Since Replicants often run from their pursuers, the game outlines some clever rules for both on-foot and car chases. Each round, both the pursuer and the prey secretly select from a series of maneuvers in an attempt to catch up to or lose the other person. Once those are chosen, a random obstacle is rolled, adding both flavor and consequence to that moment in the chase. The prey may have their hide maneuver canceled by running into a dead end, while a crowd of people with umbrellas may give that same hide maneuver advantage. It’s a smart system that allows for another way to resolve action aside from a straight up fight.
The biggest hook for this game to me is the investigation structure. Each day of the investigation is timed out to have four shifts, forcing players to use their time wisely. Story beats will happen that cause the case to progress to its climax as more shifts go by, ensuring that there’s always forward momentum carrying things towards a dramatic conclusion. This encourages players to split the party, covering the maximum amount of ground as the clock ticks down. If you get the Blade Runner Starter Set, which is sold separately from the core rulebook, it comes with a premade case file called Electric Dreams that contains crime scene photos, newspaper articles and all sorts of other ephemera to help set the scene for the mystery at hand. The rulebook does outline tools to create your own case files, but the production value that goes into the Electric Dreams is what makes it really shine.
I’m interested to see how I would feel after a long campaign of this, as it seems like continually playing as a Blade Runner would not be sustainable. Through the films we learn of the injustice built into the systems that Blade Runners defend, making it a moral area I’m not sure I’d want to continue treading in without shifting into fighting against those systems. The game does some work to allow for this push and pull, rewarding you with promotion points when you follow orders and humanity points when you ‘do the right thing,’ so there’s definitely space to explore how to rebel against authority while still working within it, asking important questions about personhood and justice. All of Free League’s upcoming case files will eventually be connected, so time will tell if they are able to walk that narrative tightrope.

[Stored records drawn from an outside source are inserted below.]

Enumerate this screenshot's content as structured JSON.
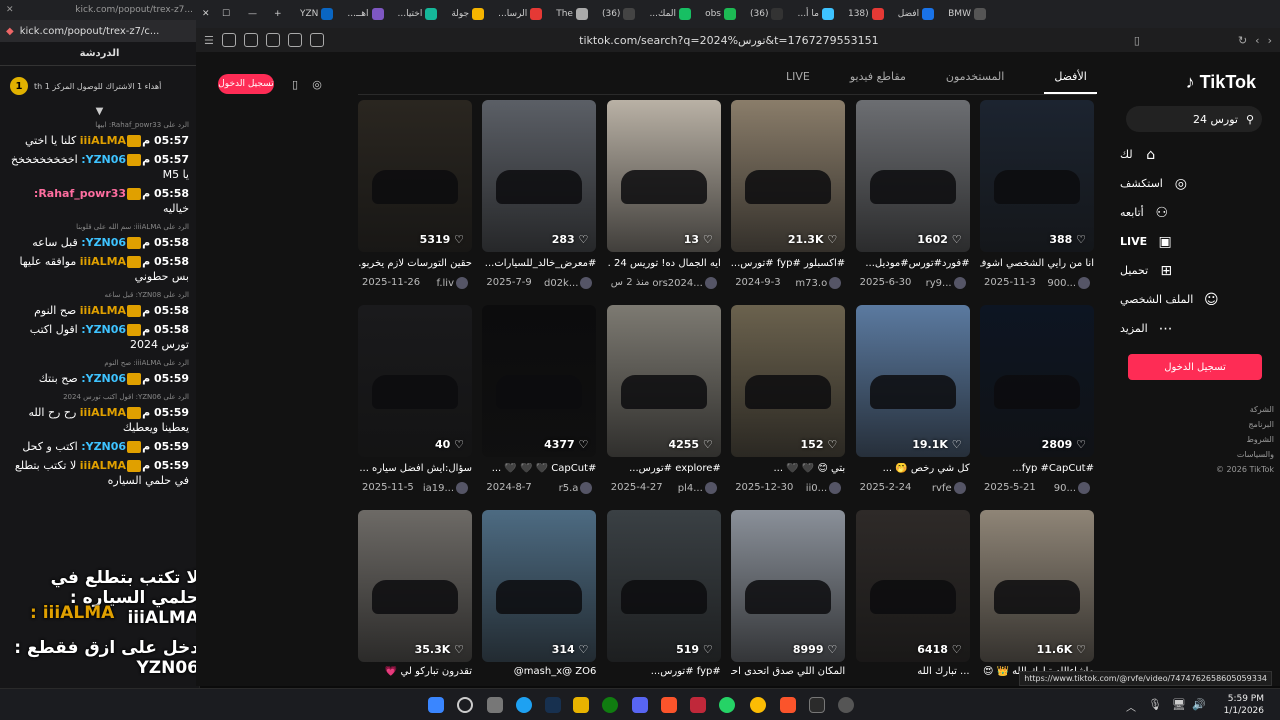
{
  "left_popout": {
    "url": "kick.com/popout/trex-z7/c...",
    "url_top": "kick.com/popout/trex-z7...",
    "title": "الدردشة",
    "pinned": "أهداء 1 الاشتراك للوصول المركز 1 th",
    "pinned_badge": "1",
    "messages": [
      {
        "reply": "الرد على Rahaf_powr33: ابيها",
        "time": "05:57 م",
        "user": "iiiALMA",
        "user_color": "#e0a000",
        "text": "كلنا يا اختي"
      },
      {
        "reply": "",
        "time": "05:57 م",
        "user": "YZN06:",
        "user_color": "#3ec3ff",
        "text": "اخخخخخخخخخ يا M5"
      },
      {
        "reply": "",
        "time": "05:58 م",
        "user": "Rahaf_powr33:",
        "user_color": "#ff6ea0",
        "text": "خياليه"
      },
      {
        "reply": "الرد على iiiALMA: سم الله على قلوبنا",
        "time": "05:58 م",
        "user": "YZN06:",
        "user_color": "#3ec3ff",
        "text": "قبل ساعه"
      },
      {
        "reply": "",
        "time": "05:58 م",
        "user": "iiiALMA",
        "user_color": "#e0a000",
        "text": "موافقه عليها بس حطوني"
      },
      {
        "reply": "الرد على YZN08: قبل ساعه",
        "time": "05:58 م",
        "user": "iiiALMA",
        "user_color": "#e0a000",
        "text": "صح النوم"
      },
      {
        "reply": "",
        "time": "05:58 م",
        "user": "YZN06:",
        "user_color": "#3ec3ff",
        "text": "اقول اكتب تورس 2024"
      },
      {
        "reply": "الرد على iiiALMA: صح النوم",
        "time": "05:59 م",
        "user": "YZN06:",
        "user_color": "#3ec3ff",
        "text": "صح بنتك"
      },
      {
        "reply": "الرد على YZN06: اقول اكتب تورس 2024",
        "time": "05:59 م",
        "user": "iiiALMA",
        "user_color": "#e0a000",
        "text": "رح رح الله يعطينا ويعطيك"
      },
      {
        "reply": "",
        "time": "05:59 م",
        "user": "YZN06:",
        "user_color": "#3ec3ff",
        "text": "اكتب و كحل"
      },
      {
        "reply": "",
        "time": "05:59 م",
        "user": "iiiALMA",
        "user_color": "#e0a000",
        "text": "لا تكتب بتطلع في حلمي السياره"
      },
      {
        "reply": "",
        "time": "05:59 م",
        "user": "iiiALMA",
        "user_color": "#e0a000",
        "text": ""
      }
    ],
    "overlay1": "لا تكتب بتطلع في حلمي السياره : iiiALMA",
    "overlay1_side": "دخل على",
    "overlay2_user": "iiiALMA :",
    "overlay3": "دخل على ازق فقطع : YZN06"
  },
  "browser": {
    "tabs": [
      "BMW",
      "افضل",
      "(138",
      "ما أ...",
      "(36)",
      "obs",
      "المك...",
      "(36)",
      "The",
      "الرسا...",
      "جولة",
      "اختيا...",
      "اهــ...",
      "YZN"
    ],
    "url": "tiktok.com/search?q=2024%تورس&t=1767279553151"
  },
  "tiktok": {
    "logo": "TikTok",
    "search_value": "تورس 24",
    "nav": [
      {
        "label": "لك",
        "icon": "home-icon"
      },
      {
        "label": "استكشف",
        "icon": "compass-icon"
      },
      {
        "label": "أتابعه",
        "icon": "user-follow-icon"
      },
      {
        "label": "LIVE",
        "icon": "live-icon"
      },
      {
        "label": "تحميل",
        "icon": "upload-icon"
      },
      {
        "label": "الملف الشخصي",
        "icon": "profile-icon"
      },
      {
        "label": "المزيد",
        "icon": "more-icon"
      }
    ],
    "login_button": "تسجيل الدخول",
    "top_login": "تسجيل الدخول",
    "footer": [
      "الشركة",
      "البرنامج",
      "الشروط والسياسات",
      "© 2026 TikTok"
    ],
    "tabs": [
      "الأفضل",
      "المستخدمون",
      "مقاطع فيديو",
      "LIVE"
    ],
    "videos": [
      {
        "likes": "388",
        "caption": "انا من رأيي الشخصي اشوف...",
        "date": "2025-11-3",
        "user": "900...",
        "color": "#1c2430"
      },
      {
        "likes": "1602",
        "caption": "#فورد#تورس#موديل...",
        "date": "2025-6-30",
        "user": "ry9...",
        "color": "#6c6e72"
      },
      {
        "likes": "21.3K",
        "caption": "#اكسبلور #fyp #تورس...",
        "date": "2024-9-3",
        "user": "m73.o",
        "color": "#8a7d6a"
      },
      {
        "likes": "13",
        "caption": "ايه الجمال ده! توريس 24 ...",
        "date": "منذ 2 س",
        "user": "ors2024...",
        "color": "#b9b1a5"
      },
      {
        "likes": "283",
        "caption": "#معرض_خالد_للسيارات...",
        "date": "2025-7-9",
        "user": "d02k...",
        "color": "#5b5f66"
      },
      {
        "likes": "5319",
        "caption": "حقين التورسات لازم يخربو...",
        "date": "2025-11-26",
        "user": "f.liv",
        "color": "#2a2620"
      },
      {
        "likes": "2809",
        "caption": "#fyp #CapCut...",
        "date": "2025-5-21",
        "user": "90...",
        "color": "#0d1522"
      },
      {
        "likes": "19.1K",
        "caption": "كل شي رخص 🤭 ...",
        "date": "2025-2-24",
        "user": "rvfe",
        "color": "#5b7aa0"
      },
      {
        "likes": "152",
        "caption": "بتي 😊 🖤 🖤 ...",
        "date": "2025-12-30",
        "user": "ii0...",
        "color": "#6b624e"
      },
      {
        "likes": "4255",
        "caption": "#explore #تورس...",
        "date": "2025-4-27",
        "user": "pl4...",
        "color": "#7d7a72"
      },
      {
        "likes": "4377",
        "caption": "#CapCut 🖤 🖤 🖤 ...",
        "date": "2024-8-7",
        "user": "r5.a",
        "color": "#0c0c0d"
      },
      {
        "likes": "40",
        "caption": "سؤال:ايش افضل سياره ...",
        "date": "2025-11-5",
        "user": "ia19...",
        "color": "#1a1a1c"
      },
      {
        "likes": "11.6K",
        "caption": "ماشاءالله تبارك الله 👑 😍",
        "date": "",
        "user": "",
        "color": "#8f8577"
      },
      {
        "likes": "6418",
        "caption": "... تبارك الله",
        "date": "",
        "user": "",
        "color": "#2e2a28"
      },
      {
        "likes": "8999",
        "caption": "المكان اللي صدق اتحدى احد...",
        "date": "",
        "user": "",
        "color": "#8a9099"
      },
      {
        "likes": "519",
        "caption": "#fyp #تورس...",
        "date": "",
        "user": "",
        "color": "#3a4044"
      },
      {
        "likes": "314",
        "caption": "mash_x@ ZO6@",
        "date": "",
        "user": "",
        "color": "#4d6b82"
      },
      {
        "likes": "35.3K",
        "caption": "تقدرون تباركو لي 💗",
        "date": "",
        "user": "",
        "color": "#6d6a66"
      }
    ],
    "status_url": "https://www.tiktok.com/@rvfe/video/7474762658605059334"
  },
  "taskbar": {
    "time": "5:59 PM",
    "date": "1/1/2026"
  }
}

There are many other smaller tabletop games that do parts of what Blade Runner does in a more streamlined fashion. Cy_Borg offers a more flavorful cyberpunk dystopia, with a strong visual identity and aggressive style. Bindlewood Bay has a more freeform mystery system that is less about moving characters towards a predetermined solution and more about letting the players be the author of the solution. Blade Runner is one of the most narrowly focused RPGs I’ve seen in a long time, but that focus gives you the tools to live out your own Blade Runner movie.
Especially while using the case file, you’re in for a highly polished experience that’s fraught with decisions that question your conceptions of identity and memory.